Posted on 12 August 2011
The five year funding programme will allow the YCR Cancer Research Unit in the Department of Biology to explore the exact molecular properties that allow prostate cancer stem cells – widely regarded as the ‘root’ cause of all prostate cancers in men – to ultimately survive, spread and resist treatment.
Only recently have scientists been able to isolate stem cells from most of the major cancers and their existence is giving rise to new ideas about how to treat and even cure cancers
Professor Norman Maitland
A team of scientists, led by cancer specialist, Professor Norman Maitland, will use the funding to look specifically at the DNA sequence of prostate cancer stem cells to determine for the first time what is missing from the sequence.
The award follows a rigorous review of the YCR Cancer Research Unit by a group of eminent scientists from the UK and across the world.
In co-operation with York-based drug development company, Pro-cure Therapeutics, the Unit is aiming to make a new generation of cancer drugs to specifically target prostate cancer stem cells and thus tackle the root cause of the disease.
Professor Maitland said: “Only recently have scientists been able to isolate stem cells from most of the major cancers and their existence is giving rise to new ideas about how to treat and even cure cancers.
“In York we have developed the means to obtain these cells specifically from prostate cancers, now the most commonly diagnosed cancer in men, and the properties of prostate cancer stem cells do indeed suggest that they form this treatment resistant core.”
Professor Maitland said his team were aiming to explore the molecular properties that allow the cancer stem cells to survive and resist treatment, using several different strategies.
“We will use the knowledge gained from the human genome project to look at the DNA sequence of the cells and more importantly to find any missing pieces from the sequence. We will also examine the arrangement of the proteins that coat the DNA and how they are modified – a gene control mechanism known as epigenetics,” he said.
“We will also further develop our laboratory models of prostate cancer to test current and new treatments including radiation and drugs on cancer stem cells.
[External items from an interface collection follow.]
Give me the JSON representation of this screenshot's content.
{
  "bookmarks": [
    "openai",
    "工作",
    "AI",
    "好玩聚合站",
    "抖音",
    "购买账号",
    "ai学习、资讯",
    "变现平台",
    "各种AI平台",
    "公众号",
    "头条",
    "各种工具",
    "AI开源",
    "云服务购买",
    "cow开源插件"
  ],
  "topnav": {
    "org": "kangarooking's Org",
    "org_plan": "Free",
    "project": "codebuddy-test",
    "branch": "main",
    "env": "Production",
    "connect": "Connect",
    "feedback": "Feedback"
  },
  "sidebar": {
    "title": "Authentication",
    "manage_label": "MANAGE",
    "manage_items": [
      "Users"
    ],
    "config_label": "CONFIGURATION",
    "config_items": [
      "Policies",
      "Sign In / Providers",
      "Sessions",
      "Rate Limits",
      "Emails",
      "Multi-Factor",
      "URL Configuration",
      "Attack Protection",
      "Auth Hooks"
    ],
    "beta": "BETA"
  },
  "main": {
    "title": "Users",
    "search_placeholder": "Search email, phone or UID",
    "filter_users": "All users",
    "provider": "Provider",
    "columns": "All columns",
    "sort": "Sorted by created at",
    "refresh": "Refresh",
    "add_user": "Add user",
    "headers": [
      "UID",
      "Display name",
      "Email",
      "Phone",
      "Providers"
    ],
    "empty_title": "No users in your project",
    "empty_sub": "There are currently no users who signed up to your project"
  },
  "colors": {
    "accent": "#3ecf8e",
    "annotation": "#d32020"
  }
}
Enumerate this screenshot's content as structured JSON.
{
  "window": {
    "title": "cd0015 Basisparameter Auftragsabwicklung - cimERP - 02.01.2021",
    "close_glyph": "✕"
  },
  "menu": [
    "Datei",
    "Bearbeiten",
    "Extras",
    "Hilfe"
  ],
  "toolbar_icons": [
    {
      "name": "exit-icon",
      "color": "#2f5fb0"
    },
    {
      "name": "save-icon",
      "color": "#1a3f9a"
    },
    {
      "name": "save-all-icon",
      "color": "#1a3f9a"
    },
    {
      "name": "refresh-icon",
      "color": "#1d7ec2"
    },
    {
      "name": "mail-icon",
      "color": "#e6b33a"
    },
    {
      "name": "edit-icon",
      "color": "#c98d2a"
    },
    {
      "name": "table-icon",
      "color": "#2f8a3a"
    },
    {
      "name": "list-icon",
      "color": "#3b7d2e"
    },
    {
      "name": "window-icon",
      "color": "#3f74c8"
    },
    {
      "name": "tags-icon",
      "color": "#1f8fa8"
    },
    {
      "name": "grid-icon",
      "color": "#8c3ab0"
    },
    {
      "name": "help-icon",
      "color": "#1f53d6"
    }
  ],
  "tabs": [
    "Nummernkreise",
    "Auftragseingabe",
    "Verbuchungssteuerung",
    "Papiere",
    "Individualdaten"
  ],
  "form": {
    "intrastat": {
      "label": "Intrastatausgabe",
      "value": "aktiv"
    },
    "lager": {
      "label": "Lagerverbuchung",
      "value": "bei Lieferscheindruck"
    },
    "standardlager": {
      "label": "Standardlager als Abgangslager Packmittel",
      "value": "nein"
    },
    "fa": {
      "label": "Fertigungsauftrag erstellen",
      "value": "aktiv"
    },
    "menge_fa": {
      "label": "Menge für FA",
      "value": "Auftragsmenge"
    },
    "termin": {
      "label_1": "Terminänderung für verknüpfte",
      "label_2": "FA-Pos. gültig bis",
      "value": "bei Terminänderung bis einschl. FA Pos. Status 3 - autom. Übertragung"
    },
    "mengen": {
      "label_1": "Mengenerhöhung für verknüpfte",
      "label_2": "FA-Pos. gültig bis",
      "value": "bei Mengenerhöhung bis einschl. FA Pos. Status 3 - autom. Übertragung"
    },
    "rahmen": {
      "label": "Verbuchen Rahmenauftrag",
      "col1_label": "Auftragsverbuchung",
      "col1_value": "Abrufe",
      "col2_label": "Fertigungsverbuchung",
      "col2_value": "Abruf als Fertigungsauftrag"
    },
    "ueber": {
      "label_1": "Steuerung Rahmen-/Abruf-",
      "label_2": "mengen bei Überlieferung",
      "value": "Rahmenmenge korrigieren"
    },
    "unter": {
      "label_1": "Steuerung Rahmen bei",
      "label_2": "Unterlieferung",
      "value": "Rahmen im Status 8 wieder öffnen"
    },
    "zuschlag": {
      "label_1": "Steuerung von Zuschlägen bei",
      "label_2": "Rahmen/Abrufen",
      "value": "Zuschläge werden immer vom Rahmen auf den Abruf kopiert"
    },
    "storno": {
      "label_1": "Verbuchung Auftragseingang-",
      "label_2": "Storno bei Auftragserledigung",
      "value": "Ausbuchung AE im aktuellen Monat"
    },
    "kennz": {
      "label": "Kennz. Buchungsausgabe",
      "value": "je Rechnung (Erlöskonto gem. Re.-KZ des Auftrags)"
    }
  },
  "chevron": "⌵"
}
Using these methods we hope to identify survival mechanisms of the cancer stem cells so we can develop a new generation of treatments to undermine and kill them.”
Yorkshire Cancer Research Science Liaison Officer, Dr Kathryn Scott said: “Professor Maitland is recognised as a world leader in prostate cancer stem cell research and Yorkshire Cancer Research is immensely proud to support this ground breaking work.”